Today's solar activity report is dedicated to the 100th anniversary of
the birth of aviation. It all started 100 years ago today, with a
flight that lasted about 12 seconds. I can scarcely imagine what the
next 100 years will bring...
Conditions remain calm this evening, and the A and K index values are
the lowest they've been in awhile. However, there are things afoot
that could change that soon. First of all, SOHO satellite ultraviolet
imagery shows that there is an active sunspot region just over the
eastern limb of the solar disk. That may increase level of solar
activity along about the 20th. Additionally, there's also a large
sunspot region that is now transiting the back side of the sun,
although that won't be a factor for awhile yet. Finally, there's a
coronal hole that is currently in the process of rotating into an
Earth-pointing position. We should be seeing higher solar wind speeds
from that around the 21st.
The current solar and geomagnetic conditions are :
NOAA sunspot number : 92
SFI : 118
A index : 10
K index : 1
Solar wind speed : 417.9 km/sec
Solar wind density : 2.1 protons/cc
Solar wind pressure : 0.6 nPa
IMF : 3.9 nT
IMF Orientation : 2.3 nT South
Conditions for the last 24 hours :
No space weather storms were observed for the past 24 hours.
Forecast for the next 24 hours :
No space weather storms are expected for the next 24 hours.
Solar activity forecast :
Solar activity is expected to be low.
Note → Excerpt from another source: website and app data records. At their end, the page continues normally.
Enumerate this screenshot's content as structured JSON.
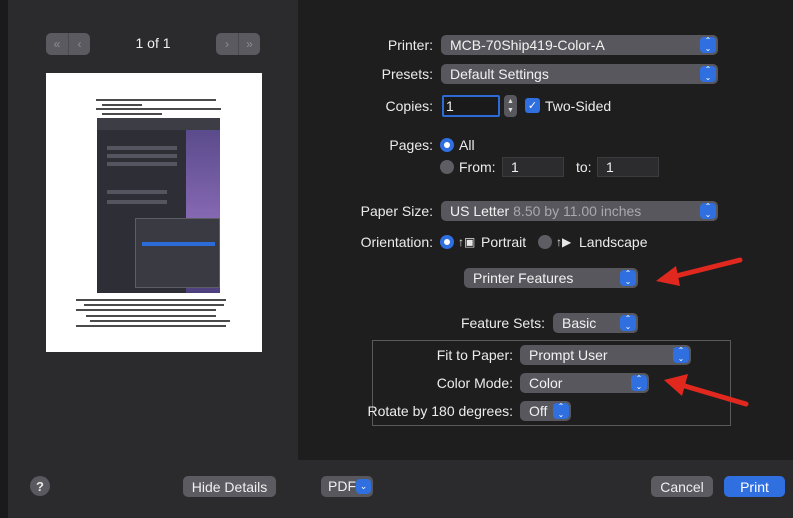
{
  "preview": {
    "page_indicator": "1 of 1",
    "prev_glyph_first": "«",
    "prev_glyph": "‹",
    "next_glyph": "›",
    "next_glyph_last": "»"
  },
  "settings": {
    "printer_label": "Printer:",
    "printer_value": "MCB-70Ship419-Color-A",
    "presets_label": "Presets:",
    "presets_value": "Default Settings",
    "copies_label": "Copies:",
    "copies_value": "1",
    "two_sided_label": "Two-Sided",
    "two_sided_checked": true,
    "pages_label": "Pages:",
    "pages_all_label": "All",
    "pages_from_label": "From:",
    "pages_from_value": "1",
    "pages_to_label": "to:",
    "pages_to_value": "1",
    "paper_size_label": "Paper Size:",
    "paper_size_value": "US Letter",
    "paper_size_detail": "8.50 by 11.00 inches",
    "orientation_label": "Orientation:",
    "orientation_portrait": "Portrait",
    "orientation_landscape": "Landscape",
    "section_popup_value": "Printer Features",
    "feature_sets_label": "Feature Sets:",
    "feature_sets_value": "Basic",
    "fit_to_paper_label": "Fit to Paper:",
    "fit_to_paper_value": "Prompt User",
    "color_mode_label": "Color Mode:",
    "color_mode_value": "Color",
    "rotate_label": "Rotate by 180 degrees:",
    "rotate_value": "Off"
  },
  "footer": {
    "help_label": "?",
    "hide_details_label": "Hide Details",
    "pdf_label": "PDF",
    "cancel_label": "Cancel",
    "print_label": "Print"
  },
  "colors": {
    "accent": "#2f6fe0",
    "annotation_arrow": "#e0281f",
    "popup_bg": "#58575d",
    "pane_bg": "#1e1e1e",
    "sidebar_bg": "#2b2a2d"
  },
  "icons": {
    "popup_chevron": "chevron-updown-icon",
    "help": "question-icon",
    "portrait": "portrait-orientation-icon",
    "landscape": "landscape-orientation-icon",
    "annotation": "red-arrow-icon"
  }
}
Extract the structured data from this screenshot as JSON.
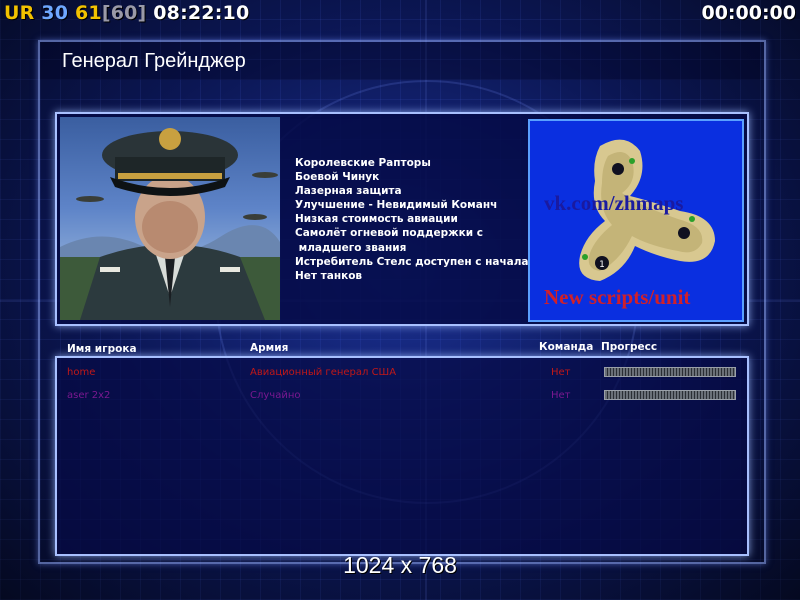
{
  "hud": {
    "ur": "UR",
    "stat_a": "30",
    "stat_b": "61",
    "stat_b_max": "[60]",
    "clock": "08:22:10",
    "timer": "00:00:00"
  },
  "general": {
    "name": "Генерал Грейнджер",
    "features": [
      "Королевские Рапторы",
      "Боевой Чинук",
      "Лазерная защита",
      "Улучшение - Невидимый Команч",
      "Низкая стоимость авиации",
      "Самолёт огневой поддержки с",
      " младшего звания",
      "Истребитель Стелс доступен с начала",
      "Нет танков"
    ]
  },
  "map": {
    "watermark_top": "vk.com/zhmaps",
    "watermark_bottom": "New scripts/unit",
    "start_marker": "1"
  },
  "players": {
    "headers": {
      "name": "Имя игрока",
      "army": "Армия",
      "team": "Команда",
      "progress": "Прогресс"
    },
    "rows": [
      {
        "name": "home",
        "army": "Авиационный генерал США",
        "team": "Нет",
        "color": "#c01818"
      },
      {
        "name": "aser 2x2",
        "army": "Случайно",
        "team": "Нет",
        "color": "#7a1890"
      }
    ]
  },
  "resolution": "1024 x 768",
  "colors": {
    "accent_gold": "#f2c200",
    "accent_blue": "#6fa8ff",
    "background": "#0b1650"
  }
}
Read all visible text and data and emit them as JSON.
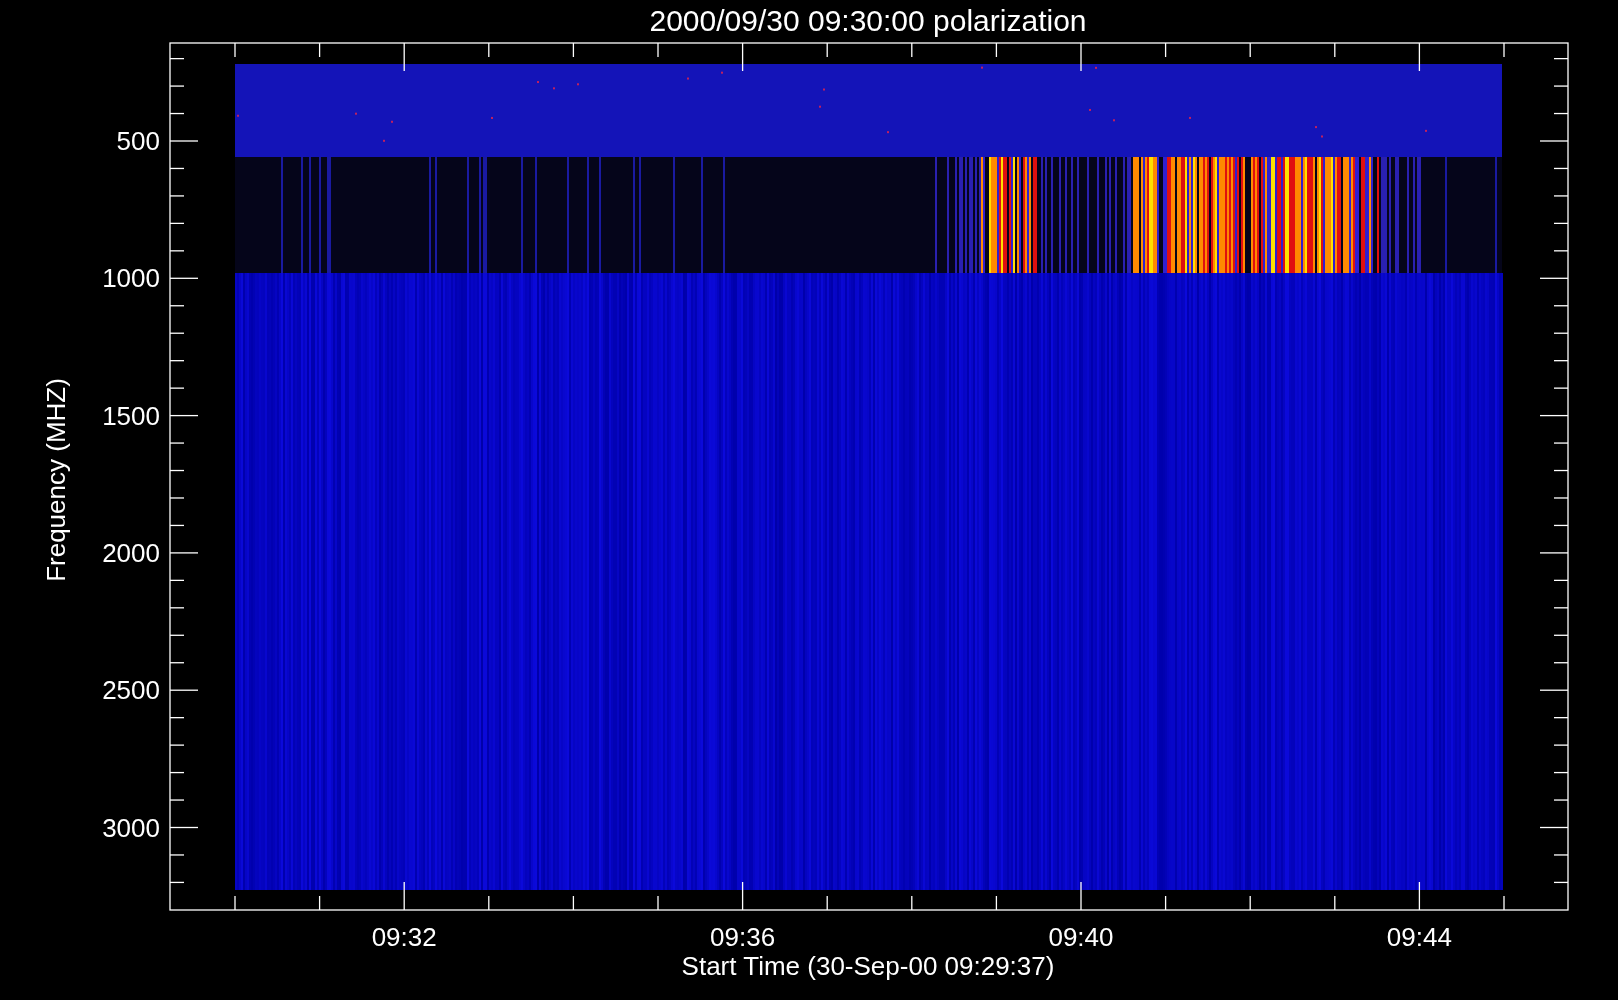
{
  "title": "2000/09/30 09:30:00 polarization",
  "y_axis": {
    "label": "Frequency (MHZ)",
    "ticks": [
      "500",
      "1000",
      "1500",
      "2000",
      "2500",
      "3000"
    ]
  },
  "x_axis": {
    "label": "Start Time (30-Sep-00 09:29:37)",
    "ticks": [
      "09:32",
      "09:36",
      "09:40",
      "09:44"
    ]
  }
}
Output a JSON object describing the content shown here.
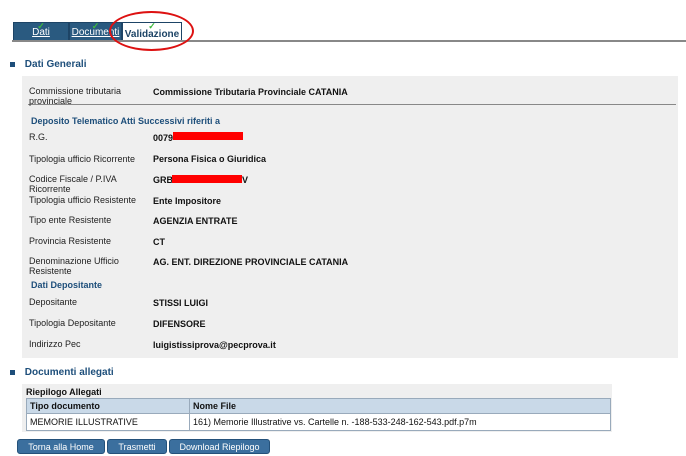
{
  "tabs": [
    {
      "label": "Dati"
    },
    {
      "label": "Documenti"
    },
    {
      "label": "Validazione"
    }
  ],
  "sections": {
    "dati_generali": "Dati Generali",
    "documenti_allegati": "Documenti allegati"
  },
  "dati_generali": {
    "commissione_label": "Commissione tributaria provinciale",
    "commissione_value": "Commissione Tributaria Provinciale CATANIA",
    "deposito_title": "Deposito Telematico Atti Successivi riferiti a",
    "rg_label": "R.G.",
    "rg_value": "0079",
    "tipologia_ricorrente_label": "Tipologia ufficio Ricorrente",
    "tipologia_ricorrente_value": "Persona Fisica o Giuridica",
    "cf_label": "Codice Fiscale / P.IVA Ricorrente",
    "cf_value_prefix": "GRB",
    "cf_value_suffix": "V",
    "tipologia_resistente_label": "Tipologia ufficio Resistente",
    "tipologia_resistente_value": "Ente Impositore",
    "tipo_ente_label": "Tipo ente Resistente",
    "tipo_ente_value": "AGENZIA ENTRATE",
    "provincia_label": "Provincia Resistente",
    "provincia_value": "CT",
    "denominazione_label": "Denominazione Ufficio Resistente",
    "denominazione_value": "AG. ENT. DIREZIONE PROVINCIALE CATANIA",
    "dati_depositante_title": "Dati Depositante",
    "depositante_label": "Depositante",
    "depositante_value": "STISSI LUIGI",
    "tipologia_depositante_label": "Tipologia Depositante",
    "tipologia_depositante_value": "DIFENSORE",
    "pec_label": "Indirizzo Pec",
    "pec_value": "luigistissiprova@pecprova.it"
  },
  "allegati": {
    "riepilogo_title": "Riepilogo Allegati",
    "headers": [
      "Tipo documento",
      "Nome File"
    ],
    "rows": [
      [
        "MEMORIE ILLUSTRATIVE",
        "161) Memorie Illustrative vs. Cartelle n. -188-533-248-162-543.pdf.p7m"
      ]
    ]
  },
  "buttons": {
    "home": "Torna alla Home",
    "trasmetti": "Trasmetti",
    "download": "Download Riepilogo"
  },
  "colors": {
    "tab_bg": "#2a5a80",
    "accent": "#1d4e7a",
    "panel_bg": "#efefef",
    "redaction": "#ff0000",
    "annotation_ring": "#dd1111"
  }
}
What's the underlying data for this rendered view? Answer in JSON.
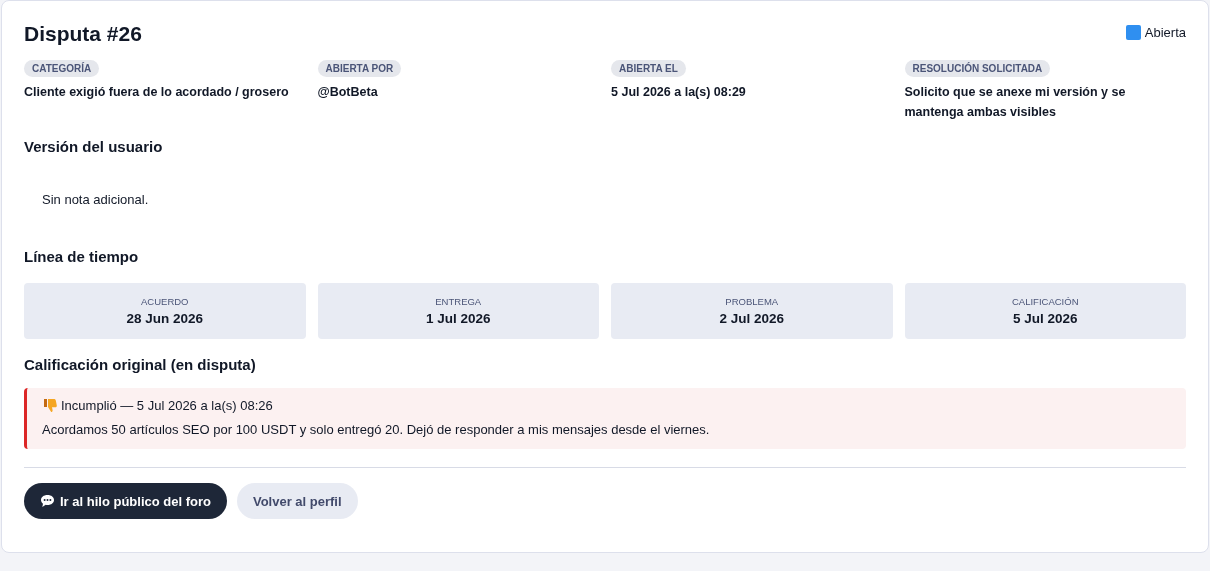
{
  "title": "Disputa #26",
  "status": {
    "label": "Abierta",
    "color": "#2f8ff0"
  },
  "meta": [
    {
      "label": "CATEGORÍA",
      "value": "Cliente exigió fuera de lo acordado / grosero"
    },
    {
      "label": "ABIERTA POR",
      "value": "@BotBeta"
    },
    {
      "label": "ABIERTA EL",
      "value": "5 Jul 2026 a la(s) 08:29"
    },
    {
      "label": "RESOLUCIÓN SOLICITADA",
      "value": "Solicito que se anexe mi versión y se mantenga ambas visibles"
    }
  ],
  "user_version": {
    "heading": "Versión del usuario",
    "note": "Sin nota adicional."
  },
  "timeline": {
    "heading": "Línea de tiempo",
    "steps": [
      {
        "label": "ACUERDO",
        "date": "28 Jun 2026"
      },
      {
        "label": "ENTREGA",
        "date": "1 Jul 2026"
      },
      {
        "label": "PROBLEMA",
        "date": "2 Jul 2026"
      },
      {
        "label": "CALIFICACIÓN",
        "date": "5 Jul 2026"
      }
    ]
  },
  "original_rating": {
    "heading": "Calificación original (en disputa)",
    "verdict": "Incumplió — 5 Jul 2026 a la(s) 08:26",
    "comment": "Acordamos 50 artículos SEO por 100 USDT y solo entregó 20. Dejó de responder a mis mensajes desde el viernes."
  },
  "buttons": [
    {
      "label": "Ir al hilo público del foro",
      "kind": "primary"
    },
    {
      "label": "Volver al perfil",
      "kind": "secondary"
    }
  ]
}
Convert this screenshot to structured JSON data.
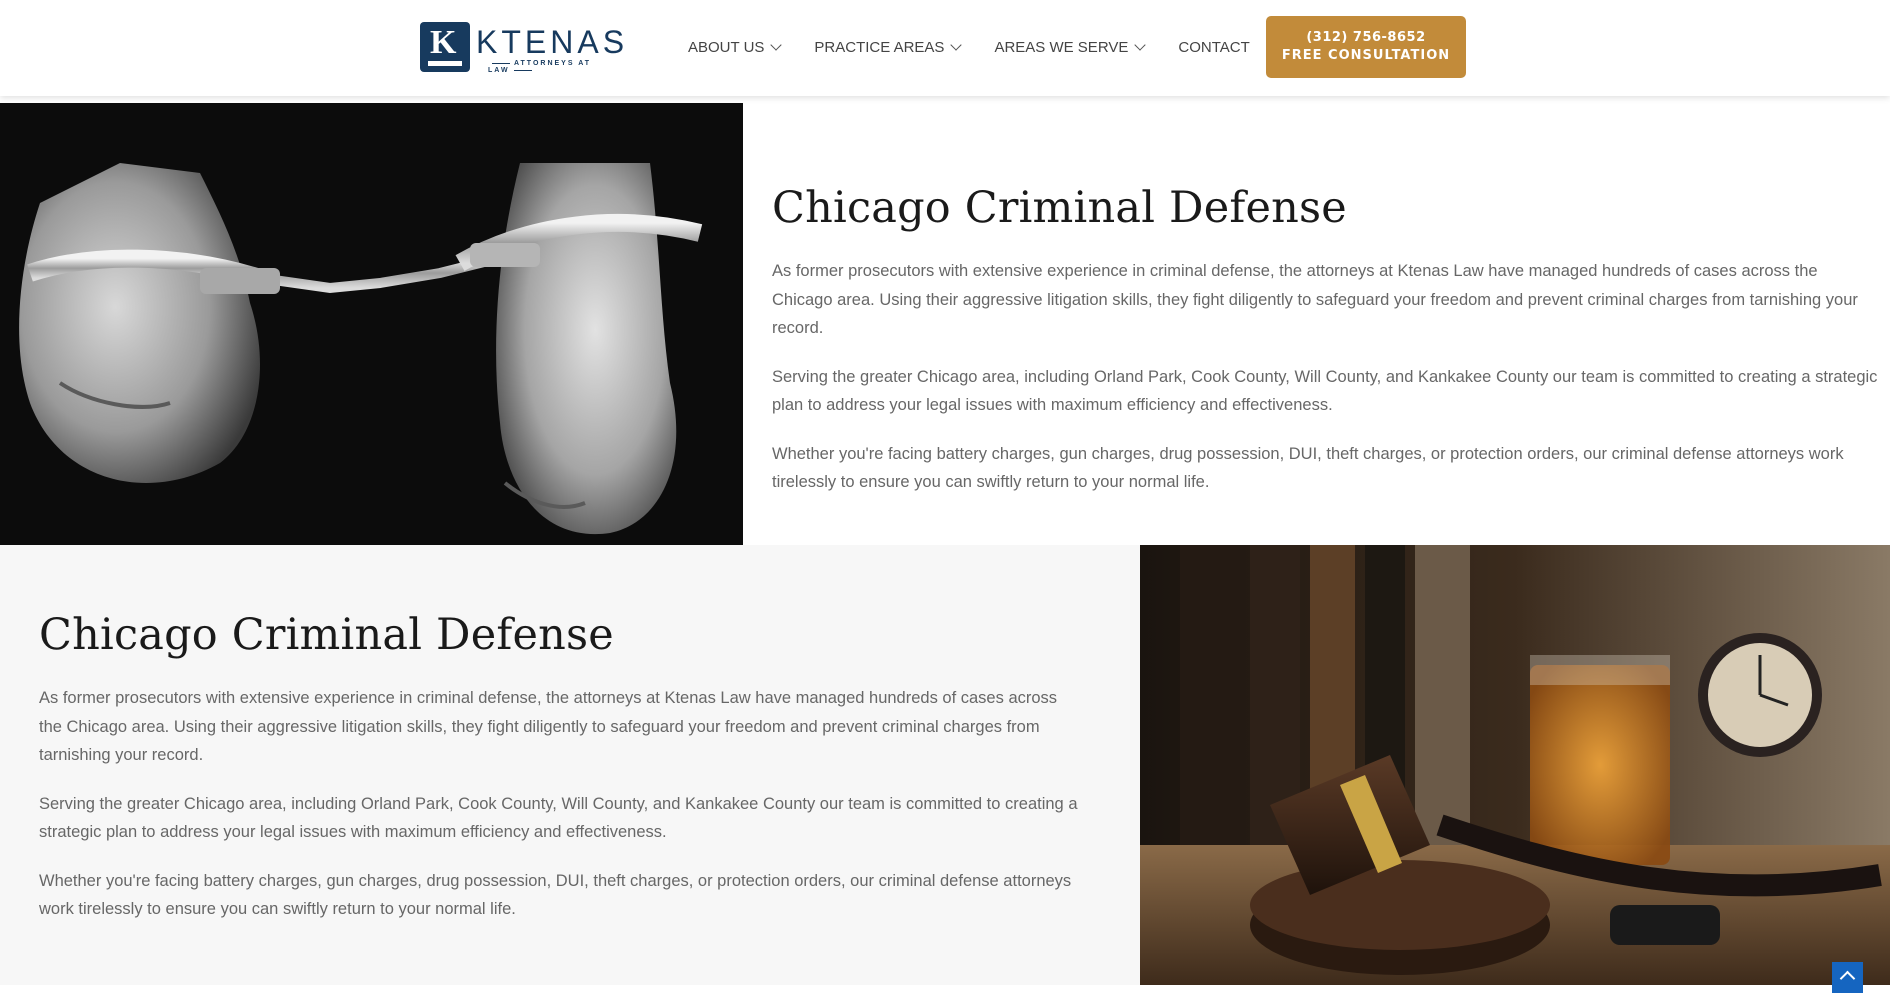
{
  "header": {
    "logo": {
      "name": "KTENAS",
      "tagline": "ATTORNEYS AT LAW",
      "letter": "K"
    },
    "nav": [
      {
        "label": "ABOUT US",
        "has_dropdown": true
      },
      {
        "label": "PRACTICE AREAS",
        "has_dropdown": true
      },
      {
        "label": "AREAS WE SERVE",
        "has_dropdown": true
      },
      {
        "label": "CONTACT",
        "has_dropdown": false
      }
    ],
    "cta": {
      "phone": "(312) 756-8652",
      "label": "FREE CONSULTATION"
    }
  },
  "section1": {
    "image": "handcuffs-photo",
    "title": "Chicago Criminal Defense",
    "paragraphs": [
      "As former prosecutors with extensive experience in criminal defense, the attorneys at Ktenas Law have managed hundreds of cases across the Chicago area. Using their aggressive litigation skills, they fight diligently to safeguard your freedom and prevent criminal charges from tarnishing your record.",
      "Serving the greater Chicago area, including Orland Park, Cook County, Will County, and Kankakee County our team is committed to creating a strategic plan to address your legal issues with maximum efficiency and effectiveness.",
      "Whether you're facing battery charges, gun charges, drug possession, DUI, theft charges, or protection orders, our criminal defense attorneys work tirelessly to ensure you can swiftly return to your normal life."
    ]
  },
  "section2": {
    "image": "gavel-whiskey-keys-photo",
    "title": "Chicago Criminal Defense",
    "paragraphs": [
      "As former prosecutors with extensive experience in criminal defense, the attorneys at Ktenas Law have managed hundreds of cases across the Chicago area. Using their aggressive litigation skills, they fight diligently to safeguard your freedom and prevent criminal charges from tarnishing your record.",
      "Serving the greater Chicago area, including Orland Park, Cook County, Will County, and Kankakee County our team is committed to creating a strategic plan to address your legal issues with maximum efficiency and effectiveness.",
      "Whether you're facing battery charges, gun charges, drug possession, DUI, theft charges, or protection orders, our criminal defense attorneys work tirelessly to ensure you can swiftly return to your normal life."
    ]
  },
  "scroll_top_icon": "arrow-up-icon",
  "colors": {
    "brand_navy": "#173a5e",
    "cta_gold": "#c28b3a",
    "scroll_blue": "#1565c0"
  }
}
Active regions observed on EIT
imagery just beyond the east limb may increase the level of solar
activity beginning 20 December.
Geomagnetic activity forecast :
The geomagnetic field is expected to be quiet to unsettled. A coronal
hole rotating into geoeffective position on 19 December may produce
elevated solar wind speed, resulting in isolated active to minor storm
conditions in the geomagnetic field on 19-20 December.
Recent significant solar flare activity :